■ Aim of the exercise ■
From top to bottom, retype the data exactly, passing over any picture.

■ Records for this exercise ■
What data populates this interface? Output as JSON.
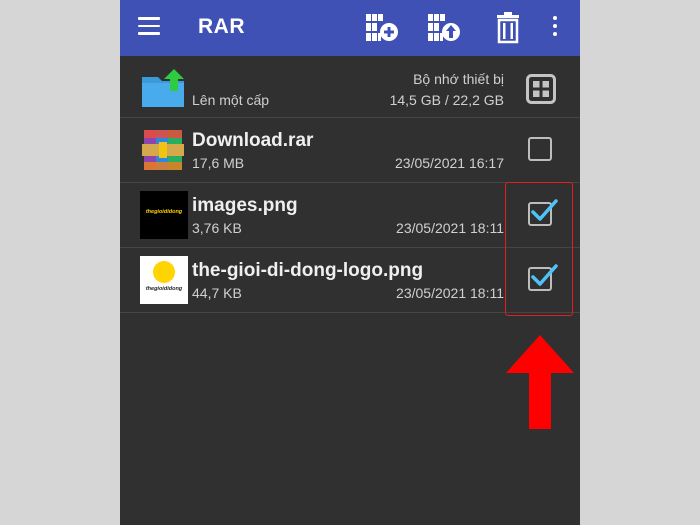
{
  "appbar": {
    "title": "RAR",
    "icons": [
      "menu-icon",
      "add-to-archive-icon",
      "extract-icon",
      "delete-icon",
      "more-options-icon"
    ],
    "color": "#3f51b5"
  },
  "parent_row": {
    "label": "Lên một cấp",
    "storage_label": "Bộ nhớ thiết bị",
    "storage_usage": "14,5 GB / 22,2 GB",
    "icon": "folder-up-icon"
  },
  "files": [
    {
      "name": "Download.rar",
      "size": "17,6 MB",
      "date": "23/05/2021 16:17",
      "checked": false,
      "icon": "rar-archive-icon"
    },
    {
      "name": "images.png",
      "size": "3,76 KB",
      "date": "23/05/2021 18:11",
      "checked": true,
      "thumb_text": "thegioididong"
    },
    {
      "name": "the-gioi-di-dong-logo.png",
      "size": "44,7 KB",
      "date": "23/05/2021 18:11",
      "checked": true,
      "thumb_text": "thegioididong"
    }
  ],
  "colors": {
    "background": "#303030",
    "check": "#4fc3f7",
    "annotation": "#ff0000"
  }
}
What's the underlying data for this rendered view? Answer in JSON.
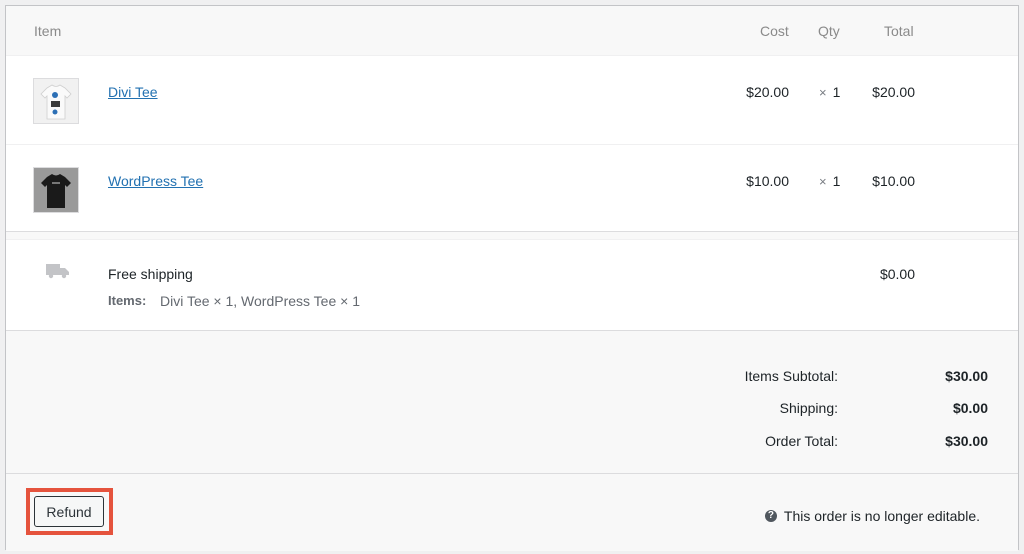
{
  "columns": {
    "item": "Item",
    "cost": "Cost",
    "qty": "Qty",
    "total": "Total"
  },
  "items": [
    {
      "name": "Divi Tee",
      "cost": "$20.00",
      "qty_symbol": "×",
      "qty": "1",
      "total": "$20.00",
      "thumb_color": "#f2f2f2"
    },
    {
      "name": "WordPress Tee",
      "cost": "$10.00",
      "qty_symbol": "×",
      "qty": "1",
      "total": "$10.00",
      "thumb_color": "#1a1a1a"
    }
  ],
  "shipping": {
    "method": "Free shipping",
    "items_label": "Items:",
    "items_value": "Divi Tee × 1, WordPress Tee × 1",
    "total": "$0.00"
  },
  "totals": {
    "subtotal_label": "Items Subtotal:",
    "subtotal_value": "$30.00",
    "shipping_label": "Shipping:",
    "shipping_value": "$0.00",
    "order_total_label": "Order Total:",
    "order_total_value": "$30.00"
  },
  "actions": {
    "refund_label": "Refund",
    "help_icon": "?",
    "not_editable_text": "This order is no longer editable."
  },
  "colors": {
    "link": "#2271b1",
    "highlight": "#e5533d",
    "panel_bg": "#f8f8f8"
  }
}
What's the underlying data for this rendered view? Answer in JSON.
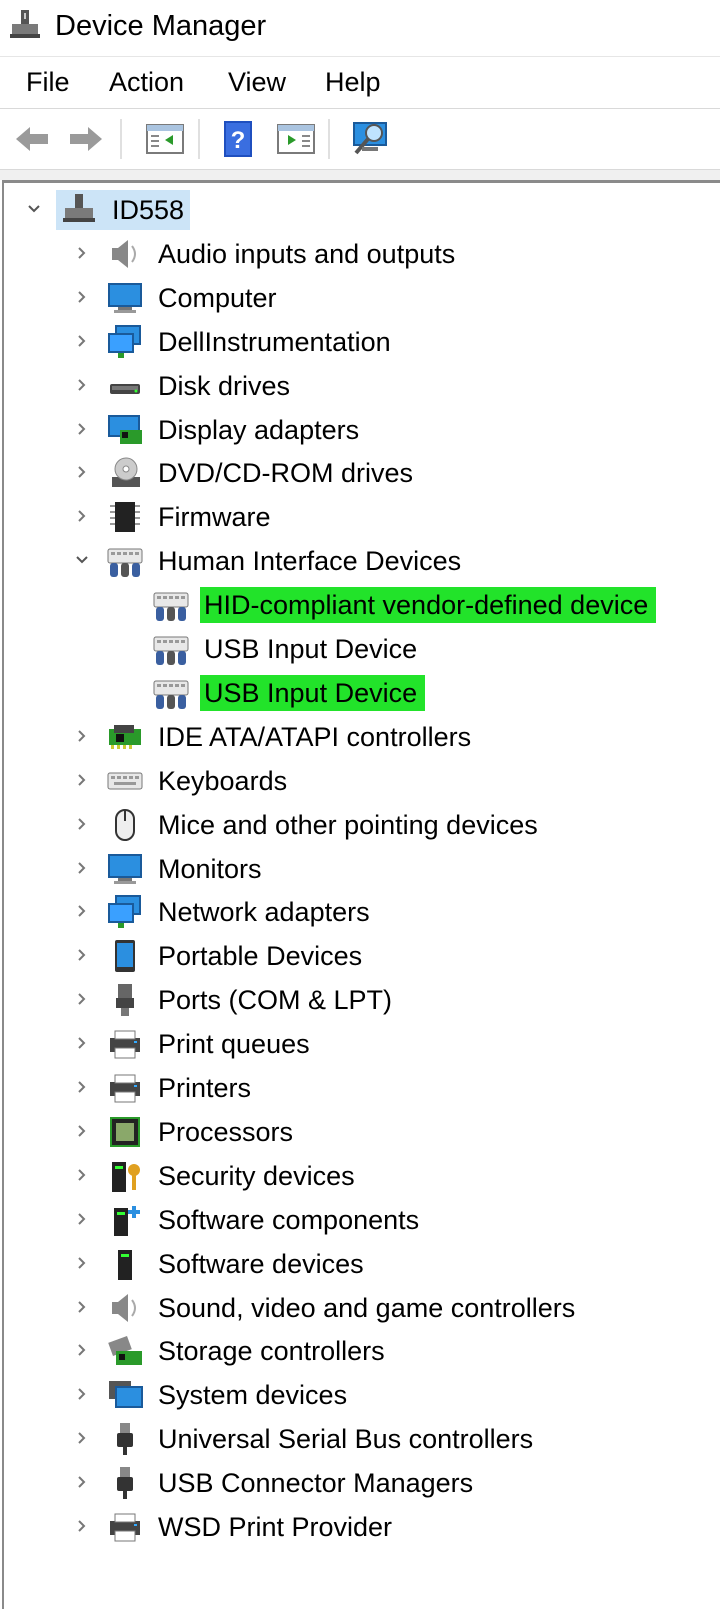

■ Exercise solution ■
What data populates this interface? Output as JSON.
{
  "appbar": {
    "title": "RAR",
    "icons": [
      "menu-icon",
      "add-to-archive-icon",
      "extract-icon",
      "delete-icon",
      "more-options-icon"
    ],
    "color": "#3f51b5"
  },
  "parent_row": {
    "label": "Lên một cấp",
    "storage_label": "Bộ nhớ thiết bị",
    "storage_usage": "14,5 GB / 22,2 GB",
    "icon": "folder-up-icon"
  },
  "files": [
    {
      "name": "Download.rar",
      "size": "17,6 MB",
      "date": "23/05/2021 16:17",
      "checked": false,
      "icon": "rar-archive-icon"
    },
    {
      "name": "images.png",
      "size": "3,76 KB",
      "date": "23/05/2021 18:11",
      "checked": true,
      "thumb_text": "thegioididong"
    },
    {
      "name": "the-gioi-di-dong-logo.png",
      "size": "44,7 KB",
      "date": "23/05/2021 18:11",
      "checked": true,
      "thumb_text": "thegioididong"
    }
  ],
  "colors": {
    "background": "#303030",
    "check": "#4fc3f7",
    "annotation": "#ff0000"
  }
}
What's the underlying data for this rendered view? Answer in JSON.
{
  "columns": {
    "item": "Item",
    "cost": "Cost",
    "qty": "Qty",
    "total": "Total"
  },
  "items": [
    {
      "name": "Divi Tee",
      "cost": "$20.00",
      "qty_symbol": "×",
      "qty": "1",
      "total": "$20.00",
      "thumb_color": "#f2f2f2"
    },
    {
      "name": "WordPress Tee",
      "cost": "$10.00",
      "qty_symbol": "×",
      "qty": "1",
      "total": "$10.00",
      "thumb_color": "#1a1a1a"
    }
  ],
  "shipping": {
    "method": "Free shipping",
    "items_label": "Items:",
    "items_value": "Divi Tee × 1, WordPress Tee × 1",
    "total": "$0.00"
  },
  "totals": {
    "subtotal_label": "Items Subtotal:",
    "subtotal_value": "$30.00",
    "shipping_label": "Shipping:",
    "shipping_value": "$0.00",
    "order_total_label": "Order Total:",
    "order_total_value": "$30.00"
  },
  "actions": {
    "refund_label": "Refund",
    "help_icon": "?",
    "not_editable_text": "This order is no longer editable."
  },
  "colors": {
    "link": "#2271b1",
    "highlight": "#e5533d",
    "panel_bg": "#f8f8f8"
  }
}
What's the underlying data for this rendered view? Answer in JSON.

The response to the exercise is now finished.